> **TO DO**: Gather all lines with "clica" from the records.

> **SOURCE DATA**:
▼
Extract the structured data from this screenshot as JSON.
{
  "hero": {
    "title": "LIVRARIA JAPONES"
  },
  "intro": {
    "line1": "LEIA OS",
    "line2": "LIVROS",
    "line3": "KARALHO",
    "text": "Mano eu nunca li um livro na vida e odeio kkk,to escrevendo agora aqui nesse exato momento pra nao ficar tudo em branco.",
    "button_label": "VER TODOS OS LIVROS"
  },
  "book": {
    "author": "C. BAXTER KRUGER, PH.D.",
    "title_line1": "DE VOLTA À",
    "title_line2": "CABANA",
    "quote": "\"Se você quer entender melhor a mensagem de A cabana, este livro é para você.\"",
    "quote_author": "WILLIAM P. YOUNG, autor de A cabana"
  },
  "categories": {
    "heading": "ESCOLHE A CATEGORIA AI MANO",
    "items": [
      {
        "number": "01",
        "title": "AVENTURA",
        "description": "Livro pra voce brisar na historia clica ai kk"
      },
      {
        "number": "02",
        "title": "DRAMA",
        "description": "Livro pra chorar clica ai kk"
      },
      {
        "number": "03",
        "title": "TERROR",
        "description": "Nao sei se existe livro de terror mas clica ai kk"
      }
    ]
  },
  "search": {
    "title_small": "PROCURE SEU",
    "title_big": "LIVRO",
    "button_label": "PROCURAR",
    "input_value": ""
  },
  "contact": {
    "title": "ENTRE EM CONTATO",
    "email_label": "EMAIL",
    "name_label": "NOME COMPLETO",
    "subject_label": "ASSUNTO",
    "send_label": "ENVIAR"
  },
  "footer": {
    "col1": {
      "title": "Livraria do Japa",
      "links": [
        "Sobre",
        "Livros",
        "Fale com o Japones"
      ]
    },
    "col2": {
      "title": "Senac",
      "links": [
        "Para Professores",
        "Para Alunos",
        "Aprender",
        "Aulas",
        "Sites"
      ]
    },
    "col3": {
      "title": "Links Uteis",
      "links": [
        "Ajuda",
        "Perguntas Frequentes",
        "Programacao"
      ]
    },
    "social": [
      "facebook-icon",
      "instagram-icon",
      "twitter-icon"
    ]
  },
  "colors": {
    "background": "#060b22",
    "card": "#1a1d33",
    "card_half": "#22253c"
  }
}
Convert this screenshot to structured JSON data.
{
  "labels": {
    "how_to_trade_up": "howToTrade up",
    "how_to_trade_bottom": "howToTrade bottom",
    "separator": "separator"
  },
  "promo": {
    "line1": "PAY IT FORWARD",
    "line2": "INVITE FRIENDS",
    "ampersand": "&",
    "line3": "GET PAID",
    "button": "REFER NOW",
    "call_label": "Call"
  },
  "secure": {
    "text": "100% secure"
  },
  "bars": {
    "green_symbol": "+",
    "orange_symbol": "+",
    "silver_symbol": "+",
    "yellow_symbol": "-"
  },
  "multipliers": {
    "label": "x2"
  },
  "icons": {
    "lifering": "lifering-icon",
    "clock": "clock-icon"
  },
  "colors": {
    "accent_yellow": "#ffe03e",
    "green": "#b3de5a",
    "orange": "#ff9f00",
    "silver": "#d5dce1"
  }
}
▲
> **FINISHED TASK**:
        "description": "Livro pra voce brisar na historia clica ai kk"
        "description": "Livro pra chorar clica ai kk"
        "description": "Nao sei se existe livro de terror mas clica ai kk"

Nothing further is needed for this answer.